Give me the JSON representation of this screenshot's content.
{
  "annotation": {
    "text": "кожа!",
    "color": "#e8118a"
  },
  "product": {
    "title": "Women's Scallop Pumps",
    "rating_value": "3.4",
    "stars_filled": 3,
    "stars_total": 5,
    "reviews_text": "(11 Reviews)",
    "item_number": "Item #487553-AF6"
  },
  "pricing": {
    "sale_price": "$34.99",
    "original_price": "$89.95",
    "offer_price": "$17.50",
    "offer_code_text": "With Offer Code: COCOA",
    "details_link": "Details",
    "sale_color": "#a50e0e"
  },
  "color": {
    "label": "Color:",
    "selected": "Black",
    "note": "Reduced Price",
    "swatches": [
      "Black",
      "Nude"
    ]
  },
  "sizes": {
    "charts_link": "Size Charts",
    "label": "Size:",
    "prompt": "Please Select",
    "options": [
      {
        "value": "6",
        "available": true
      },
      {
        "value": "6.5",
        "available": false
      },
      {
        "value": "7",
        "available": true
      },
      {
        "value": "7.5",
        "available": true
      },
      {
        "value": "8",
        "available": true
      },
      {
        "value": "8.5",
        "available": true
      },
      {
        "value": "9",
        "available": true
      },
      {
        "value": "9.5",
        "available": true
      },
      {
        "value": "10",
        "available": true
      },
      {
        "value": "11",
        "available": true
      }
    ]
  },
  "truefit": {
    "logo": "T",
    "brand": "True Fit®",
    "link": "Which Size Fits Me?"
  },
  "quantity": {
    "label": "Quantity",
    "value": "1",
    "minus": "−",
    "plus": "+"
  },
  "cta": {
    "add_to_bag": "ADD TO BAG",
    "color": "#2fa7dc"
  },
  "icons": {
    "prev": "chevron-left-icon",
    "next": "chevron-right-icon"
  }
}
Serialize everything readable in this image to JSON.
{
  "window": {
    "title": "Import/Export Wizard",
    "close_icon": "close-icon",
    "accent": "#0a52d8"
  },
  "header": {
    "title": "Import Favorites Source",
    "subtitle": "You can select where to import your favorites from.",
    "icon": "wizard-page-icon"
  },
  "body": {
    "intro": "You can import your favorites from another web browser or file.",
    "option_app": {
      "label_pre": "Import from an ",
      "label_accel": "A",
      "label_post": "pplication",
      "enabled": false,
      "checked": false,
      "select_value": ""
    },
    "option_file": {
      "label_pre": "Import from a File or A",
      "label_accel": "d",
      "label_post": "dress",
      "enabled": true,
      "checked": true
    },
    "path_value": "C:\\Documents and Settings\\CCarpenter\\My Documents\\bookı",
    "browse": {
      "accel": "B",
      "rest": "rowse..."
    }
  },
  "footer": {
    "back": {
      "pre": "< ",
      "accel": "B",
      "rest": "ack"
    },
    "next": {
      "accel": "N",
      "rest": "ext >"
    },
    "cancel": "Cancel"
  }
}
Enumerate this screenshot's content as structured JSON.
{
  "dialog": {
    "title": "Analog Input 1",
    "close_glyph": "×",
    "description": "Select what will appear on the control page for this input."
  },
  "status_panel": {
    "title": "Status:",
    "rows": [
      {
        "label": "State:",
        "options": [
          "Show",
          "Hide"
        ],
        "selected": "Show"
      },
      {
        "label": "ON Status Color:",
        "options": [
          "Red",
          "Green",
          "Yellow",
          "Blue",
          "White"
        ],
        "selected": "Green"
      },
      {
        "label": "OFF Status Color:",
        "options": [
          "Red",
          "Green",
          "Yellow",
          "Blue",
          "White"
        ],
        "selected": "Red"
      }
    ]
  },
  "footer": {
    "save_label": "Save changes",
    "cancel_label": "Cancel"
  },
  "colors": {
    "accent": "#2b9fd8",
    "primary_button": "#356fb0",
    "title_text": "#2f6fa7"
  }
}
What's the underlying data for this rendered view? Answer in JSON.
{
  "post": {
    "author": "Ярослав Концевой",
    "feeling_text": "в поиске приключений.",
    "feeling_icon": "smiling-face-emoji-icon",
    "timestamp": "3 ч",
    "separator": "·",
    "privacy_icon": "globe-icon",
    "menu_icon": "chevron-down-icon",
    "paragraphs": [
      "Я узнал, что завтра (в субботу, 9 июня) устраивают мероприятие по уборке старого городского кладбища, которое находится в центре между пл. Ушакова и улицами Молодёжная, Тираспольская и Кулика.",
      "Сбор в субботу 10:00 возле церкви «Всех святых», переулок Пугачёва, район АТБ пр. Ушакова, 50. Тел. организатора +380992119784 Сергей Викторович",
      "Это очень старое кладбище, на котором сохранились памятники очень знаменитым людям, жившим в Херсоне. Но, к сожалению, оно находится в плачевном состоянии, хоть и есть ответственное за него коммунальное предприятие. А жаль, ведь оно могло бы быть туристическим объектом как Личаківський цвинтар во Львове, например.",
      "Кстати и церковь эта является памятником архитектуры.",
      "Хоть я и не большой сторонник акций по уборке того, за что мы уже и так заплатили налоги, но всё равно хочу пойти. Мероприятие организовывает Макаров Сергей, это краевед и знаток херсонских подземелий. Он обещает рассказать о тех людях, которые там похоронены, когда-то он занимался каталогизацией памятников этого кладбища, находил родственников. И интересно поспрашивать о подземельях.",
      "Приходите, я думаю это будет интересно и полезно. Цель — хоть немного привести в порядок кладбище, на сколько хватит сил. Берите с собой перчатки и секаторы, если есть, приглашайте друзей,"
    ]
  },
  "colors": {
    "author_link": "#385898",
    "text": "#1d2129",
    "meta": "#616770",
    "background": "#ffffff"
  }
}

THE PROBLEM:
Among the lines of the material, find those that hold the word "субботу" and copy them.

RESPONSE AREA:
      "Я узнал, что завтра (в субботу, 9 июня) устраивают мероприятие по уборке старого городского кладбища, которое находится в центре между пл. Ушакова и улицами Молодёжная, Тираспольская и Кулика.",
      "Сбор в субботу 10:00 возле церкви «Всех святых», переулок Пугачёва, район АТБ пр. Ушакова, 50. Тел. организатора +380992119784 Сергей Викторович",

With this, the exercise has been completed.